[RECORDED INFORMATION Boundary: Start]

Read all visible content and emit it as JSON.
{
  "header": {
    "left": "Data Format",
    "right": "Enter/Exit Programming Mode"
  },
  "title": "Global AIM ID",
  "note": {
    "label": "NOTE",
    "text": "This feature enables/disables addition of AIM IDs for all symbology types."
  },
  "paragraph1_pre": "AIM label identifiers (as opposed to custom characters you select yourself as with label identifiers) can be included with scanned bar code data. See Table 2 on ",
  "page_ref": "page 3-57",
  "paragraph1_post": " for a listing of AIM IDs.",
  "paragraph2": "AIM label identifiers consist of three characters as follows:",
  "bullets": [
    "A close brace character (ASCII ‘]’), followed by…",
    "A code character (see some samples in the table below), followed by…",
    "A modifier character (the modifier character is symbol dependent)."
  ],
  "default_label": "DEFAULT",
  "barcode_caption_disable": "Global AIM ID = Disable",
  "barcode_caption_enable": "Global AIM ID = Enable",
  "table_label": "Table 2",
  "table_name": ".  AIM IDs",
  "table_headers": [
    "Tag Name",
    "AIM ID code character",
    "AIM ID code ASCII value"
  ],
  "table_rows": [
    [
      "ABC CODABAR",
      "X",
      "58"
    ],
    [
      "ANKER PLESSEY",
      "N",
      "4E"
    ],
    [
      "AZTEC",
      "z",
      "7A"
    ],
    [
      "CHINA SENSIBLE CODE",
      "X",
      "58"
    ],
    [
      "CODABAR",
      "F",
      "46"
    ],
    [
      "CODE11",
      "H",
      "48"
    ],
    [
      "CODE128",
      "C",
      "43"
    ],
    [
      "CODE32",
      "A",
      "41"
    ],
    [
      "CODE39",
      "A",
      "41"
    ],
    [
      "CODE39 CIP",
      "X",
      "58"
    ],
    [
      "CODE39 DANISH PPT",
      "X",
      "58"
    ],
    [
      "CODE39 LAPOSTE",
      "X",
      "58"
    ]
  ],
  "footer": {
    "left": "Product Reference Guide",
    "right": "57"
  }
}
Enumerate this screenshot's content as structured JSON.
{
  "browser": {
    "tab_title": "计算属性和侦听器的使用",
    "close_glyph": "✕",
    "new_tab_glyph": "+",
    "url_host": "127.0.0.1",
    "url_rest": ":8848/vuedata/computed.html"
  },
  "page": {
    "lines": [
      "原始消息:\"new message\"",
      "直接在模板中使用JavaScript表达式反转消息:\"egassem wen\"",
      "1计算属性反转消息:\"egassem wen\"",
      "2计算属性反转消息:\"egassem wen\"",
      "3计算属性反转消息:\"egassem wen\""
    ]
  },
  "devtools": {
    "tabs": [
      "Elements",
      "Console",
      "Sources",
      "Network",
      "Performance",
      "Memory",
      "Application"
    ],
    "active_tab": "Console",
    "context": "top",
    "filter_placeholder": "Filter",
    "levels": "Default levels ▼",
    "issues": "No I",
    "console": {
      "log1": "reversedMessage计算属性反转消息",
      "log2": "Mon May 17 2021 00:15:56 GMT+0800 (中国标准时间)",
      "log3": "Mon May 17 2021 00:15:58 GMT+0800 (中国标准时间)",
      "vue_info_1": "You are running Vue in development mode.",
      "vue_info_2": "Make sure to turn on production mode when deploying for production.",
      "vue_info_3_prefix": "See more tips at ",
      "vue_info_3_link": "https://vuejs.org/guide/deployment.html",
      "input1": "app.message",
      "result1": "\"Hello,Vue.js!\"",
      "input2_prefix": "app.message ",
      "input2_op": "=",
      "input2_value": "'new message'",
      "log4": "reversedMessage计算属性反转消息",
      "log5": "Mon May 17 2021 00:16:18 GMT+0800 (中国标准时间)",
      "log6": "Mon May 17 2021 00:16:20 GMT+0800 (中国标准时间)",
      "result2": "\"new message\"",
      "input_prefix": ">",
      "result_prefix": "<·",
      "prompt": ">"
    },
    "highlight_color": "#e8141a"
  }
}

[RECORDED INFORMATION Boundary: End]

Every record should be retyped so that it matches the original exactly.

◆ YOUR RESPONSE:
Read all visible content and emit it as JSON.
{
  "header": {
    "left": "Data Format",
    "right": "Enter/Exit Programming Mode"
  },
  "title": "Global AIM ID",
  "note": {
    "label": "NOTE",
    "text": "This feature enables/disables addition of AIM IDs for all symbology types."
  },
  "paragraph1_pre": "AIM label identifiers (as opposed to custom characters you select yourself as with label identifiers) can be included with scanned bar code data. See Table 2 on ",
  "page_ref": "page 3-57",
  "paragraph1_post": " for a listing of AIM IDs.",
  "paragraph2": "AIM label identifiers consist of three characters as follows:",
  "bullets": [
    "A close brace character (ASCII ‘]’), followed by…",
    "A code character (see some samples in the table below), followed by…",
    "A modifier character (the modifier character is symbol dependent)."
  ],
  "default_label": "DEFAULT",
  "barcode_caption_disable": "Global AIM ID = Disable",
  "barcode_caption_enable": "Global AIM ID = Enable",
  "table_label": "Table 2",
  "table_name": ".  AIM IDs",
  "table_headers": [
    "Tag Name",
    "AIM ID code character",
    "AIM ID code ASCII value"
  ],
  "table_rows": [
    [
      "ABC CODABAR",
      "X",
      "58"
    ],
    [
      "ANKER PLESSEY",
      "N",
      "4E"
    ],
    [
      "AZTEC",
      "z",
      "7A"
    ],
    [
      "CHINA SENSIBLE CODE",
      "X",
      "58"
    ],
    [
      "CODABAR",
      "F",
      "46"
    ],
    [
      "CODE11",
      "H",
      "48"
    ],
    [
      "CODE128",
      "C",
      "43"
    ],
    [
      "CODE32",
      "A",
      "41"
    ],
    [
      "CODE39",
      "A",
      "41"
    ],
    [
      "CODE39 CIP",
      "X",
      "58"
    ],
    [
      "CODE39 DANISH PPT",
      "X",
      "58"
    ],
    [
      "CODE39 LAPOSTE",
      "X",
      "58"
    ]
  ],
  "footer": {
    "left": "Product Reference Guide",
    "right": "57"
  }
}
Enumerate this screenshot's content as structured JSON.
{
  "browser": {
    "tab_title": "计算属性和侦听器的使用",
    "close_glyph": "✕",
    "new_tab_glyph": "+",
    "url_host": "127.0.0.1",
    "url_rest": ":8848/vuedata/computed.html"
  },
  "page": {
    "lines": [
      "原始消息:\"new message\"",
      "直接在模板中使用JavaScript表达式反转消息:\"egassem wen\"",
      "1计算属性反转消息:\"egassem wen\"",
      "2计算属性反转消息:\"egassem wen\"",
      "3计算属性反转消息:\"egassem wen\""
    ]
  },
  "devtools": {
    "tabs": [
      "Elements",
      "Console",
      "Sources",
      "Network",
      "Performance",
      "Memory",
      "Application"
    ],
    "active_tab": "Console",
    "context": "top",
    "filter_placeholder": "Filter",
    "levels": "Default levels ▼",
    "issues": "No I",
    "console": {
      "log1": "reversedMessage计算属性反转消息",
      "log2": "Mon May 17 2021 00:15:56 GMT+0800 (中国标准时间)",
      "log3": "Mon May 17 2021 00:15:58 GMT+0800 (中国标准时间)",
      "vue_info_1": "You are running Vue in development mode.",
      "vue_info_2": "Make sure to turn on production mode when deploying for production.",
      "vue_info_3_prefix": "See more tips at ",
      "vue_info_3_link": "https://vuejs.org/guide/deployment.html",
      "input1": "app.message",
      "result1": "\"Hello,Vue.js!\"",
      "input2_prefix": "app.message ",
      "input2_op": "=",
      "input2_value": "'new message'",
      "log4": "reversedMessage计算属性反转消息",
      "log5": "Mon May 17 2021 00:16:18 GMT+0800 (中国标准时间)",
      "log6": "Mon May 17 2021 00:16:20 GMT+0800 (中国标准时间)",
      "result2": "\"new message\"",
      "input_prefix": ">",
      "result_prefix": "<·",
      "prompt": ">"
    },
    "highlight_color": "#e8141a"
  }
}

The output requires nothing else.